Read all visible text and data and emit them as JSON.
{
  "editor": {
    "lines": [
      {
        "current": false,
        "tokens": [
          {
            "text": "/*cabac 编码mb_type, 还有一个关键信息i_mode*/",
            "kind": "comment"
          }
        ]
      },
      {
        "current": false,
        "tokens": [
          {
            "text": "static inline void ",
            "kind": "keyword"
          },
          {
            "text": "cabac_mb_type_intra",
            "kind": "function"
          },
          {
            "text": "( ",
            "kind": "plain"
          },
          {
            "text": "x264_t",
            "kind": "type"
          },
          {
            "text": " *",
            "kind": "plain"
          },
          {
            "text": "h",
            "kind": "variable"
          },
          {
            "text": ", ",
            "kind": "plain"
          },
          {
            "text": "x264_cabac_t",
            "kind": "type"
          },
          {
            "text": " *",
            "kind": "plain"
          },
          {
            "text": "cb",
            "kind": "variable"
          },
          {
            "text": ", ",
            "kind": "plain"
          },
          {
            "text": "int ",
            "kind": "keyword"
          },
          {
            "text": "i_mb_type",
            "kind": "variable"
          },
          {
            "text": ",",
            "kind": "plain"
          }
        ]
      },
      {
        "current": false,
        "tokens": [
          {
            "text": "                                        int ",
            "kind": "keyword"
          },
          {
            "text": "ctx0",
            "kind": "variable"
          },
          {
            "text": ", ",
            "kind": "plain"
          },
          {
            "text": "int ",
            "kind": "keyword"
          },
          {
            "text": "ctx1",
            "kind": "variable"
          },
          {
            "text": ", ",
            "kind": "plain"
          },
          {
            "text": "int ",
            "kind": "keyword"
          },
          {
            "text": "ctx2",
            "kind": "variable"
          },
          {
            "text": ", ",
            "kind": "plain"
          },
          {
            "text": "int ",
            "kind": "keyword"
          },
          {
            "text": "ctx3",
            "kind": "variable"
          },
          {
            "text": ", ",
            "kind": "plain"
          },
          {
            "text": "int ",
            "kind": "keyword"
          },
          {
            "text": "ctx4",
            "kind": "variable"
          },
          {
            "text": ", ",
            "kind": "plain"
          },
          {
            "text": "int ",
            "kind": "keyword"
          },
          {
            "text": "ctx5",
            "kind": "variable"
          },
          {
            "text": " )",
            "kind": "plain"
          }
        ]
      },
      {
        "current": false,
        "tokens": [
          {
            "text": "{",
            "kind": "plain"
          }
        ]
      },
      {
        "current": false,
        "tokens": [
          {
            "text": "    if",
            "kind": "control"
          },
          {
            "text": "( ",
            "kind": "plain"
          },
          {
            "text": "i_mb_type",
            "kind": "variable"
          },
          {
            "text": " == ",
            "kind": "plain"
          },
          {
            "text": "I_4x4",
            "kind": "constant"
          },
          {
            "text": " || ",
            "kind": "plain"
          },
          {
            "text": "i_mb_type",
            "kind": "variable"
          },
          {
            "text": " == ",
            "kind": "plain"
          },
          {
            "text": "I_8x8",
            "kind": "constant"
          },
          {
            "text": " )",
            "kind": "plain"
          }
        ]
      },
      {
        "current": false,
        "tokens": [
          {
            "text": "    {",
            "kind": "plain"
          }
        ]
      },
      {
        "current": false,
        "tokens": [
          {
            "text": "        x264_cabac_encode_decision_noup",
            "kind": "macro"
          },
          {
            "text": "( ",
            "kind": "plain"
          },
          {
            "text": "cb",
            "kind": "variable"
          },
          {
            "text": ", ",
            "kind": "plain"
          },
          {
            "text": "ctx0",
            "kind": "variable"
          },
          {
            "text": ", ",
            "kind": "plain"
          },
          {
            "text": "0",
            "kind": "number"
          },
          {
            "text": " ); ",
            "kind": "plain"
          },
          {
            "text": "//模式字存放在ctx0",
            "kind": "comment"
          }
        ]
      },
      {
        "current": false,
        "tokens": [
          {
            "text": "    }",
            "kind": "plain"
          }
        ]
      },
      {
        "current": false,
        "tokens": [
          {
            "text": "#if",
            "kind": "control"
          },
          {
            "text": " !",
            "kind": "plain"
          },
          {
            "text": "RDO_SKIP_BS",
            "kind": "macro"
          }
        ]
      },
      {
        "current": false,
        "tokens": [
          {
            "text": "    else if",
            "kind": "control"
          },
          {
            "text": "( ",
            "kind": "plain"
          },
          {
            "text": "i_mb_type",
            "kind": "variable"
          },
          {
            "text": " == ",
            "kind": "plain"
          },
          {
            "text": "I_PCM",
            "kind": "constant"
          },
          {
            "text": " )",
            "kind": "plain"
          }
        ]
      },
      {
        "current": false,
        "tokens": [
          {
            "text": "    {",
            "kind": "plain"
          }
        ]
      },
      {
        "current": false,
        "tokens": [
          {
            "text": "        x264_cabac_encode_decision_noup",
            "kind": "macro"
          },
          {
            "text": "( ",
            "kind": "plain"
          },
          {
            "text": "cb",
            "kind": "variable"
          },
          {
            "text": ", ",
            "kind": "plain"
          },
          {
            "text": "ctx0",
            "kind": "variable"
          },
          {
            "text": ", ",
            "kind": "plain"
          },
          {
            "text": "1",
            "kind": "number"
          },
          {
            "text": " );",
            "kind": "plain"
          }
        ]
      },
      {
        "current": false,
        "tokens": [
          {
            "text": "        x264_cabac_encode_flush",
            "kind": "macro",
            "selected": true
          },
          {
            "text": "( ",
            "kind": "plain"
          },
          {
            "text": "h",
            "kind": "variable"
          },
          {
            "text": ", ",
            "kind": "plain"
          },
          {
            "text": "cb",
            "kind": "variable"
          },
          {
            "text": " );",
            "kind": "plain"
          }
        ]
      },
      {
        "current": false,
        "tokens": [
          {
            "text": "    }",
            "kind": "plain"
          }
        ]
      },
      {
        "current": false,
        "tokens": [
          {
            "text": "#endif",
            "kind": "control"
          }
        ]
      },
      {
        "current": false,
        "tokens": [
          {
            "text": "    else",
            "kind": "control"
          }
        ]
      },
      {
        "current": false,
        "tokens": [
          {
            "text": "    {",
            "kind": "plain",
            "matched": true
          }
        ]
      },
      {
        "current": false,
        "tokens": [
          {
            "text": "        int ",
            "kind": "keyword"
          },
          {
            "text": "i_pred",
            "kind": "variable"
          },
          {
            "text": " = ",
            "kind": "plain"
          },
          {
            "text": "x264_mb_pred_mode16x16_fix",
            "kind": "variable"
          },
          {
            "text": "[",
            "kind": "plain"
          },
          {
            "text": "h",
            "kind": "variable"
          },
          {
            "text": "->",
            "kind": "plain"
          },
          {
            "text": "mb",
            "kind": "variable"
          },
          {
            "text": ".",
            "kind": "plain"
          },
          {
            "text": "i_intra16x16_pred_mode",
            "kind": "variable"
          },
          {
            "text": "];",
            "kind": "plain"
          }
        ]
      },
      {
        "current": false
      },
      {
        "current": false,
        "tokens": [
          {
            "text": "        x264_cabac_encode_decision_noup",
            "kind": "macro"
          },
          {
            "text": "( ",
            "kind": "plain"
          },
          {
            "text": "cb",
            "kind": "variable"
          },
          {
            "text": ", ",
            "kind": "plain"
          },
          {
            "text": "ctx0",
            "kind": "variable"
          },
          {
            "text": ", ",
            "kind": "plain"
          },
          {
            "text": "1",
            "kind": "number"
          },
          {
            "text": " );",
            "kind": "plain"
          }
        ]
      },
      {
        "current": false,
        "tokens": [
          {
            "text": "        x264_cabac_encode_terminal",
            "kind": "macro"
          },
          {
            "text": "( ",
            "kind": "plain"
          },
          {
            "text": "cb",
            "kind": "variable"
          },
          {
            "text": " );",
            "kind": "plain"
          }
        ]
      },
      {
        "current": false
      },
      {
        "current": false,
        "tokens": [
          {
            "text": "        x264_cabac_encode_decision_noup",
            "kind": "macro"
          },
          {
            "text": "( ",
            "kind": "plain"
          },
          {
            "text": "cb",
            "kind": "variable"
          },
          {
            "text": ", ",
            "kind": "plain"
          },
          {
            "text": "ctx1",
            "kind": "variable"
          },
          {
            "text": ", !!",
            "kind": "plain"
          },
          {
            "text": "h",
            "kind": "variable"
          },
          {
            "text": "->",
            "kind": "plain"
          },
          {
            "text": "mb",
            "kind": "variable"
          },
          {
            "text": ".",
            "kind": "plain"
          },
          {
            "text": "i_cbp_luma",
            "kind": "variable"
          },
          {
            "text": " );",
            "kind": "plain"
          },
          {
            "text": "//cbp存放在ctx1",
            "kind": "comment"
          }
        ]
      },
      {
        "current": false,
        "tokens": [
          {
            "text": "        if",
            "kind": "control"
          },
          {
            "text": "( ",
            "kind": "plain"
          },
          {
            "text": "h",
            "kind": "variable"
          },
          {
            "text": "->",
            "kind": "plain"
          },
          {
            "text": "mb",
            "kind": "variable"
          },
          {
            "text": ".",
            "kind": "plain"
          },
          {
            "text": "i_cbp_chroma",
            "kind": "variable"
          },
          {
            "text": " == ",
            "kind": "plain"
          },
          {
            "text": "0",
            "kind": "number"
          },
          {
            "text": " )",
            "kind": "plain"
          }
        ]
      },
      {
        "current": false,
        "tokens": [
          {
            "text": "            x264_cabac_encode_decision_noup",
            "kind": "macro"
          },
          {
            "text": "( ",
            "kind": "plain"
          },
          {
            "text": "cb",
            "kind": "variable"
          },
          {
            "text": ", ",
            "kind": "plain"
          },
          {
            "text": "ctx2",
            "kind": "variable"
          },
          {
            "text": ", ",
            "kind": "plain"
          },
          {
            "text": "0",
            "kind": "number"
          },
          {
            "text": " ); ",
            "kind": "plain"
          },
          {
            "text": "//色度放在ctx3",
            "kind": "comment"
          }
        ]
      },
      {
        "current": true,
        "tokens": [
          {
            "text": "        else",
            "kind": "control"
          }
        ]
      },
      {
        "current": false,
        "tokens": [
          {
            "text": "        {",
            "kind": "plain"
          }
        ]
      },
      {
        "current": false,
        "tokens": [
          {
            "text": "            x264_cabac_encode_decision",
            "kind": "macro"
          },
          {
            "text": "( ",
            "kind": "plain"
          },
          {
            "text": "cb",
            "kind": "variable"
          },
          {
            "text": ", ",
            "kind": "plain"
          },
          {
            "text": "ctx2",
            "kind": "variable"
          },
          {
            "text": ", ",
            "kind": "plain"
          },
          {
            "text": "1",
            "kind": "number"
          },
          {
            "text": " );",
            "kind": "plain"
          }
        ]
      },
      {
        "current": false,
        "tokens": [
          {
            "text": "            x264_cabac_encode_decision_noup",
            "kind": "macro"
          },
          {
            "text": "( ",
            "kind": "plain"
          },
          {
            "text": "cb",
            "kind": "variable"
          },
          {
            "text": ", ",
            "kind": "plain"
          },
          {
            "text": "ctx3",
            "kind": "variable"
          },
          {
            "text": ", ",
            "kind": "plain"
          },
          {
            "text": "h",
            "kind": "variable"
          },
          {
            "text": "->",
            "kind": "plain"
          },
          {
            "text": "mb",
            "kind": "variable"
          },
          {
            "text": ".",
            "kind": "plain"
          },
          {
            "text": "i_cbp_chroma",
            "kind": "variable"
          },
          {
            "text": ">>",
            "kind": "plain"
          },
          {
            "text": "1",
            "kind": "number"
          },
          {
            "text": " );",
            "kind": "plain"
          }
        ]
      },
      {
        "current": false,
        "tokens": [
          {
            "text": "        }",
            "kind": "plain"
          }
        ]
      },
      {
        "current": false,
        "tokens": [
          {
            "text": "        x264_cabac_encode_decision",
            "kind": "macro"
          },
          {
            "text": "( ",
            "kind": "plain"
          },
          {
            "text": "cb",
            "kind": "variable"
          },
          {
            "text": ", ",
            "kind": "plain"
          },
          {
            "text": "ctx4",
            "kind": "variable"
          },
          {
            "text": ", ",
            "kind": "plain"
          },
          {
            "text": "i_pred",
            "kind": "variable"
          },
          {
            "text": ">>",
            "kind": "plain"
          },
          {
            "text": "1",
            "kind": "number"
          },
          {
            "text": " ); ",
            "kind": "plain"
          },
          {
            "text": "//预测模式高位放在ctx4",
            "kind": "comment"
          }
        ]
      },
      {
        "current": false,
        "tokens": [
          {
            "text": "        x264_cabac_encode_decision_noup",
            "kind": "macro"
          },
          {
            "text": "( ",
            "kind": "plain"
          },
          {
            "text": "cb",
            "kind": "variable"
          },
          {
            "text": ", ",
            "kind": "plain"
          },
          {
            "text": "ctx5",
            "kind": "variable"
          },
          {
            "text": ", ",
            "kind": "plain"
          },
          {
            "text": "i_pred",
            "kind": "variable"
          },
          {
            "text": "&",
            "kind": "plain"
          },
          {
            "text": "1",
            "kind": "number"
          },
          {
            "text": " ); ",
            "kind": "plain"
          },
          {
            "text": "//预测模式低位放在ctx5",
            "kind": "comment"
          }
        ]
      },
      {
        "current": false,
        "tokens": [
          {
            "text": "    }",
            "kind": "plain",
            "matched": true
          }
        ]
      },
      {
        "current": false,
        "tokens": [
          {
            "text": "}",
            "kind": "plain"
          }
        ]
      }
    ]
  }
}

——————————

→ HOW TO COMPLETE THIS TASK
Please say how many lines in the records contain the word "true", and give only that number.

→ RESPONSE TO THE EXERCISE
4